§ Data shown:
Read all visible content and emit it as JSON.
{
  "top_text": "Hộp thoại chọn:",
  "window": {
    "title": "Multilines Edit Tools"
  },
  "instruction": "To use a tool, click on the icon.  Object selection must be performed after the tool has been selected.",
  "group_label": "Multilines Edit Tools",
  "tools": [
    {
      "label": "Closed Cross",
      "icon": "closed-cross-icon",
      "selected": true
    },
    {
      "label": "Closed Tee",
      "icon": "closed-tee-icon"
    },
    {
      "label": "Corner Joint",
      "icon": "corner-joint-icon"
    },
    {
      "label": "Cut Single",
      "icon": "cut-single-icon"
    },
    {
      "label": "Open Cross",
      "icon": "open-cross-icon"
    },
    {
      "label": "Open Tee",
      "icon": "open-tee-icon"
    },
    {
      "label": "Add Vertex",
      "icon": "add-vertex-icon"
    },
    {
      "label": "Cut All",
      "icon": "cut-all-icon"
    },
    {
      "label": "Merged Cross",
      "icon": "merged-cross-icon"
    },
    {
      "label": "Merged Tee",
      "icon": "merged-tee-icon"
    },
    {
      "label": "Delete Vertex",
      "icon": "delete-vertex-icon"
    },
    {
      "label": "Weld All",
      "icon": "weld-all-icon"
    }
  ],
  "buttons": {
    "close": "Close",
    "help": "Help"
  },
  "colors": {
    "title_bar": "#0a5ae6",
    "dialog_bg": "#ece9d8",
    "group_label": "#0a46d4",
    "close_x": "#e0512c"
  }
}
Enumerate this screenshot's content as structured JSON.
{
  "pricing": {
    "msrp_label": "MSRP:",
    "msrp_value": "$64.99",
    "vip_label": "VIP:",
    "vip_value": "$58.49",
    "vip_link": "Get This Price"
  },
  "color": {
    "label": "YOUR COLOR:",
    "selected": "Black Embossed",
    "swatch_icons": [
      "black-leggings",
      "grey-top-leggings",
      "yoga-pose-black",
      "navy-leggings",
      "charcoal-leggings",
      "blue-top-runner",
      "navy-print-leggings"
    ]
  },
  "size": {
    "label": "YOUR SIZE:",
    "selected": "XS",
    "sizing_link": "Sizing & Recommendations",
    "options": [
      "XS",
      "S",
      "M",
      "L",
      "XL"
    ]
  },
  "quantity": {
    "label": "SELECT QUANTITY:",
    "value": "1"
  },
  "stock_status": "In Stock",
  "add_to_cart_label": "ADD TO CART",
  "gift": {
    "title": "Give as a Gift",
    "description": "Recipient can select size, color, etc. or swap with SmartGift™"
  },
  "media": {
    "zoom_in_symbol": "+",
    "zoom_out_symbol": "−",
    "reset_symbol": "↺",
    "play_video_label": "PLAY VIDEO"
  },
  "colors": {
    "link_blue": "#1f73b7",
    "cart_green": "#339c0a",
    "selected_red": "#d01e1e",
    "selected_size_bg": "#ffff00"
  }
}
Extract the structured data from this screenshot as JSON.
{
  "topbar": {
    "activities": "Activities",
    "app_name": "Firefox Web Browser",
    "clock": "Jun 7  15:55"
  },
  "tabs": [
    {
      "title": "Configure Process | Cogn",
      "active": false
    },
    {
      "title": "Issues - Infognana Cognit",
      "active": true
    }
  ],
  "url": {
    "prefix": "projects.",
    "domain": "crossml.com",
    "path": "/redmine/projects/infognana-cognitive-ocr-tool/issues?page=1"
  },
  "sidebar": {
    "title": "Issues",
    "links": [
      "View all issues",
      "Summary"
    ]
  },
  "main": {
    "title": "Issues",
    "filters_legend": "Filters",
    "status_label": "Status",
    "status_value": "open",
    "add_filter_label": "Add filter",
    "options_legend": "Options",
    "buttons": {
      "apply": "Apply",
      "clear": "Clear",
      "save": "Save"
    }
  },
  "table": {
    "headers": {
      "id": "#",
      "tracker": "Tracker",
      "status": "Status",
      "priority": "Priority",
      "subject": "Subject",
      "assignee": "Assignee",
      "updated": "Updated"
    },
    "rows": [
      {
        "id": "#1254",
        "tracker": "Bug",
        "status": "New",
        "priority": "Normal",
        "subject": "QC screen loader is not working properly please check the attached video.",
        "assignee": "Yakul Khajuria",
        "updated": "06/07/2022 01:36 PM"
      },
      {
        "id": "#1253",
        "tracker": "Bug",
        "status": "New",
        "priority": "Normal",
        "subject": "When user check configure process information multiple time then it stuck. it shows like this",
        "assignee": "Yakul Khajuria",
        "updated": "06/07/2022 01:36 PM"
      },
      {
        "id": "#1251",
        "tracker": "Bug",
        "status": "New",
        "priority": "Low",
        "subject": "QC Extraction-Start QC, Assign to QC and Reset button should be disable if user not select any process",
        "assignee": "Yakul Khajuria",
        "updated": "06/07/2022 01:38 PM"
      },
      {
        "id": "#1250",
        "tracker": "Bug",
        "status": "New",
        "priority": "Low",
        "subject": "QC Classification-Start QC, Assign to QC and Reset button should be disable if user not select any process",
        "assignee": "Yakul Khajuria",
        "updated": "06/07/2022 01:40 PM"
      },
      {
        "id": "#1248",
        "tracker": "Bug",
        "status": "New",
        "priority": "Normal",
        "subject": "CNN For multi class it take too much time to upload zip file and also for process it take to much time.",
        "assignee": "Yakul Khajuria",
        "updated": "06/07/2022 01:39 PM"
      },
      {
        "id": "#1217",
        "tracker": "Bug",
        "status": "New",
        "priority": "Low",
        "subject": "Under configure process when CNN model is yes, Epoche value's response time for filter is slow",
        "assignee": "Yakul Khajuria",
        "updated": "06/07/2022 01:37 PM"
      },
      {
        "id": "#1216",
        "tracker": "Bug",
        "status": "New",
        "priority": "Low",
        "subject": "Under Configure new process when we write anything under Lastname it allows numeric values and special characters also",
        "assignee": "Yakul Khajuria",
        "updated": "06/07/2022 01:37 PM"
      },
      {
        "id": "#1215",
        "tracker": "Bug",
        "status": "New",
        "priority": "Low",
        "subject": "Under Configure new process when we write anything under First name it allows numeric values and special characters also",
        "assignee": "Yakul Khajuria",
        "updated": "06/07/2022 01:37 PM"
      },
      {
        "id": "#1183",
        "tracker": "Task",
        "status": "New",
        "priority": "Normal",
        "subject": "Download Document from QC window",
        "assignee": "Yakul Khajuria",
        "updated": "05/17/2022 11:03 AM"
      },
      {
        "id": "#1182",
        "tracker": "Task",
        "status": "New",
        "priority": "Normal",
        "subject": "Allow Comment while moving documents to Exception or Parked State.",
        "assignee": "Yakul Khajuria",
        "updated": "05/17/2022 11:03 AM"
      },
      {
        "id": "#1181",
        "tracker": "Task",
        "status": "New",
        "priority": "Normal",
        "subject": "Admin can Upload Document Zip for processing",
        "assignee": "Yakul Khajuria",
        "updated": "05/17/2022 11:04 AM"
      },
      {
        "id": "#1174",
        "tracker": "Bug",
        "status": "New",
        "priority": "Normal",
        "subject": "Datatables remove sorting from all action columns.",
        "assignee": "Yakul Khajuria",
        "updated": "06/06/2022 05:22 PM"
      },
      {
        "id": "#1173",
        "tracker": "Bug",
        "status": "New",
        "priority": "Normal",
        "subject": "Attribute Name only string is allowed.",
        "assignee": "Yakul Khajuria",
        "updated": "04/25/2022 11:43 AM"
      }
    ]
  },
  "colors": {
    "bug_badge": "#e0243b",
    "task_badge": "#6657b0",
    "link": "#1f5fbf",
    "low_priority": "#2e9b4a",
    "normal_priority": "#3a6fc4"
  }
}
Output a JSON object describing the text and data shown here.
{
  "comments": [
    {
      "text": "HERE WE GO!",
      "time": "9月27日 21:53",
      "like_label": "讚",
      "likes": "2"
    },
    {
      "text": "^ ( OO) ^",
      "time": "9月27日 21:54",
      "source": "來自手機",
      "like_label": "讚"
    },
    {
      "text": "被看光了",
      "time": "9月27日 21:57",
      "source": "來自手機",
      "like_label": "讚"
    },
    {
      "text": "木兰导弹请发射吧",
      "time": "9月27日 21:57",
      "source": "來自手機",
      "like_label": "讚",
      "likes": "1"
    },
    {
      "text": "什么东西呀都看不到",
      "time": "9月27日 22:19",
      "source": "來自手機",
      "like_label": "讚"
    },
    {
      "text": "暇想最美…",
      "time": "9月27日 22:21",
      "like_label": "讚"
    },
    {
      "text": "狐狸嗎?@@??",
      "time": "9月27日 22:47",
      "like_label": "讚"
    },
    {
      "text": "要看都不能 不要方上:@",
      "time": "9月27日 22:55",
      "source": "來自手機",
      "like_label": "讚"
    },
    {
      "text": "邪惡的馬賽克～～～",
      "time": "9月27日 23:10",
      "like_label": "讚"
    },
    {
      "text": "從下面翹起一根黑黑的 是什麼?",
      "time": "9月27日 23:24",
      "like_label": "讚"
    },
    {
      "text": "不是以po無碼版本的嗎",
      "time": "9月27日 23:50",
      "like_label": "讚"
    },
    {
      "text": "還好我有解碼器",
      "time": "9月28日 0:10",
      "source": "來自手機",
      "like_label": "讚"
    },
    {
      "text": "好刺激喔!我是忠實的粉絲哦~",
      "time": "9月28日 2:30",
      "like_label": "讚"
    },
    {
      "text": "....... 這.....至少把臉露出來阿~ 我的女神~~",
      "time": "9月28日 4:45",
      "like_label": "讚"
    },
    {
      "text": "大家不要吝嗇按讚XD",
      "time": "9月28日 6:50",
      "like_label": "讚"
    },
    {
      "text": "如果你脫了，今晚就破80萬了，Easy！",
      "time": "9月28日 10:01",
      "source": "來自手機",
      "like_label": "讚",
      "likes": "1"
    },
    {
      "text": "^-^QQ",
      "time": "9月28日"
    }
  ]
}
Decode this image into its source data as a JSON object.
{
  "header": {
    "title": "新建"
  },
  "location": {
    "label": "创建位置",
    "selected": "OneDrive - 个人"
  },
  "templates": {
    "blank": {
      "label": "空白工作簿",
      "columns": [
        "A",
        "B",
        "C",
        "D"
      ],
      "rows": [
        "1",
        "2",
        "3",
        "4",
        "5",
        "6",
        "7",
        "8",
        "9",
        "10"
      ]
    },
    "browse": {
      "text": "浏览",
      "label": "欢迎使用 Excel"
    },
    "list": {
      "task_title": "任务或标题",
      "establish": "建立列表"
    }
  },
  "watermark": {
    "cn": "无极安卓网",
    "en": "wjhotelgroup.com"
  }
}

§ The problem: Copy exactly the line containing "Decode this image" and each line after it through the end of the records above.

§ Reply to the exercise:
Decode this image into its source data as a JSON object.
{
  "header": {
    "title": "新建"
  },
  "location": {
    "label": "创建位置",
    "selected": "OneDrive - 个人"
  },
  "templates": {
    "blank": {
      "label": "空白工作簿",
      "columns": [
        "A",
        "B",
        "C",
        "D"
      ],
      "rows": [
        "1",
        "2",
        "3",
        "4",
        "5",
        "6",
        "7",
        "8",
        "9",
        "10"
      ]
    },
    "browse": {
      "text": "浏览",
      "label": "欢迎使用 Excel"
    },
    "list": {
      "task_title": "任务或标题",
      "establish": "建立列表"
    }
  },
  "watermark": {
    "cn": "无极安卓网",
    "en": "wjhotelgroup.com"
  }
}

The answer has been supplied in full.